Koepp left Wisconsin for New York City just two years out of college and started out as a business reporter for Time. He had wanted to be a writer from early on, saying in the interview that writing “is almost like carrying around a license to indulge your own curiosity,” giving access to “all sorts of things you couldn’t do in other walks.” As business editor at Time, Koepp handled cover stories on corporate raiders and big companies like the Walt Disney Co. Later he served as the deputy editor of Time and executive editor of Fortune, supervising their websites.   

In February 2017, Koepp launched the next step in his career, one that brought his professional focus to Brooklyn, where he and his family have lived for many years. “I had been covering national and international things my whole career and I wanted to go hyper-local.” Brooklyn, he said, “seemed to be blossoming into its own place, not just a satellite of Manhattan, but its own community with all its own parts,” including major cultural and community organizations

To hear our podcast, click on logo above, or on button at bottom

Who does The Bridge serve? Koepp said he noticed that many business people in Brooklyn operate within their own virtual silo. “They know their own business–let’s say it’s tech startups–but those people don’t really know the folks who are building skyscrapers all over the place. But it’s helpful [to learn about them], because sometimes the two meet. For example, in real-estate technology, you’re working on things that manage these buildings going up.”

Koepp and his team of writers are committed to covering a broad range of subjects around Brooklyn, including the borough’s growing pains.
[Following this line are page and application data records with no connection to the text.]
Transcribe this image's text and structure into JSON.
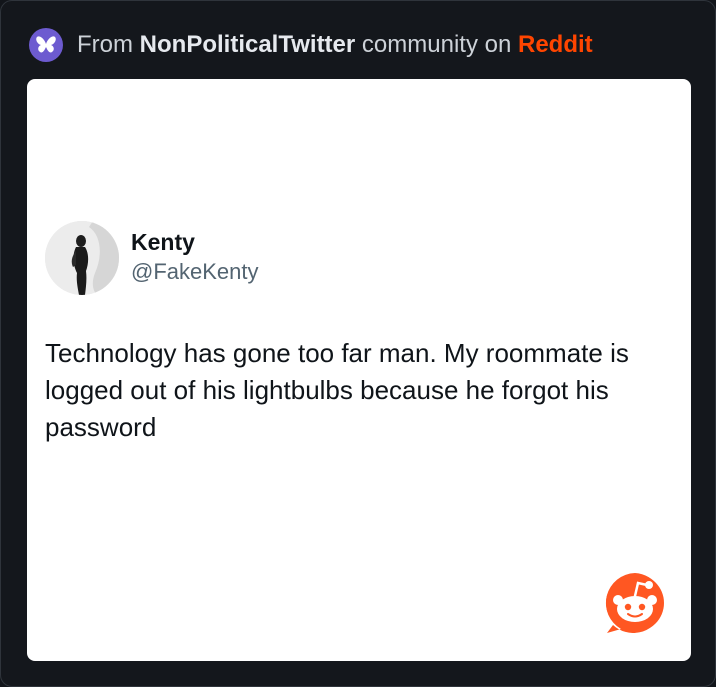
{
  "header": {
    "prefix": "From",
    "community": "NonPoliticalTwitter",
    "middle": "community on",
    "platform": "Reddit",
    "badge_icon": "butterfly-icon",
    "badge_color": "#6d5bd0",
    "platform_color": "#ff4500"
  },
  "tweet": {
    "display_name": "Kenty",
    "handle": "@FakeKenty",
    "text": "Technology has gone too far man. My roommate is logged out of his lightbulbs because he forgot his password",
    "avatar_icon": "profile-avatar"
  },
  "watermark": {
    "icon": "reddit-snoo-icon",
    "color": "#ff5722"
  }
}
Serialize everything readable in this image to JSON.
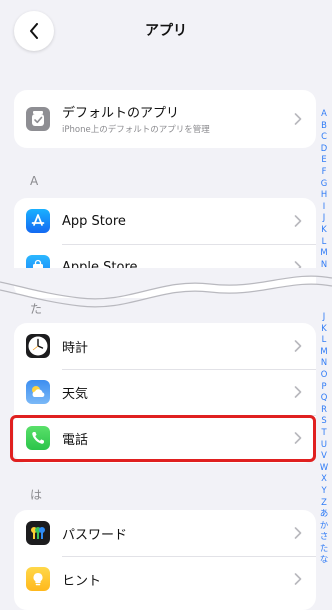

Some of the site’s most-viewed articles have been on gentrification, focusing on the tension between economic development and neighborhood preservation. “There is this battle between growth on the one hand, and gentrification–or pushing out–on the other,” he said. “I am sympathetic to both arguments” in such debates, he said, the challenge being how to have economic growth “in ways that don’t negatively impact the community.”

“I think it’s really interesting, the crossroads between old Brooklyn and new Brooklyn, and north Brooklyn and south Brooklyn,” he added. “And connecting these Brooklyns that might not meet is a real useful thing to do. Bridging those gaps–hence the name–is one of the missions.”–By Kora Feder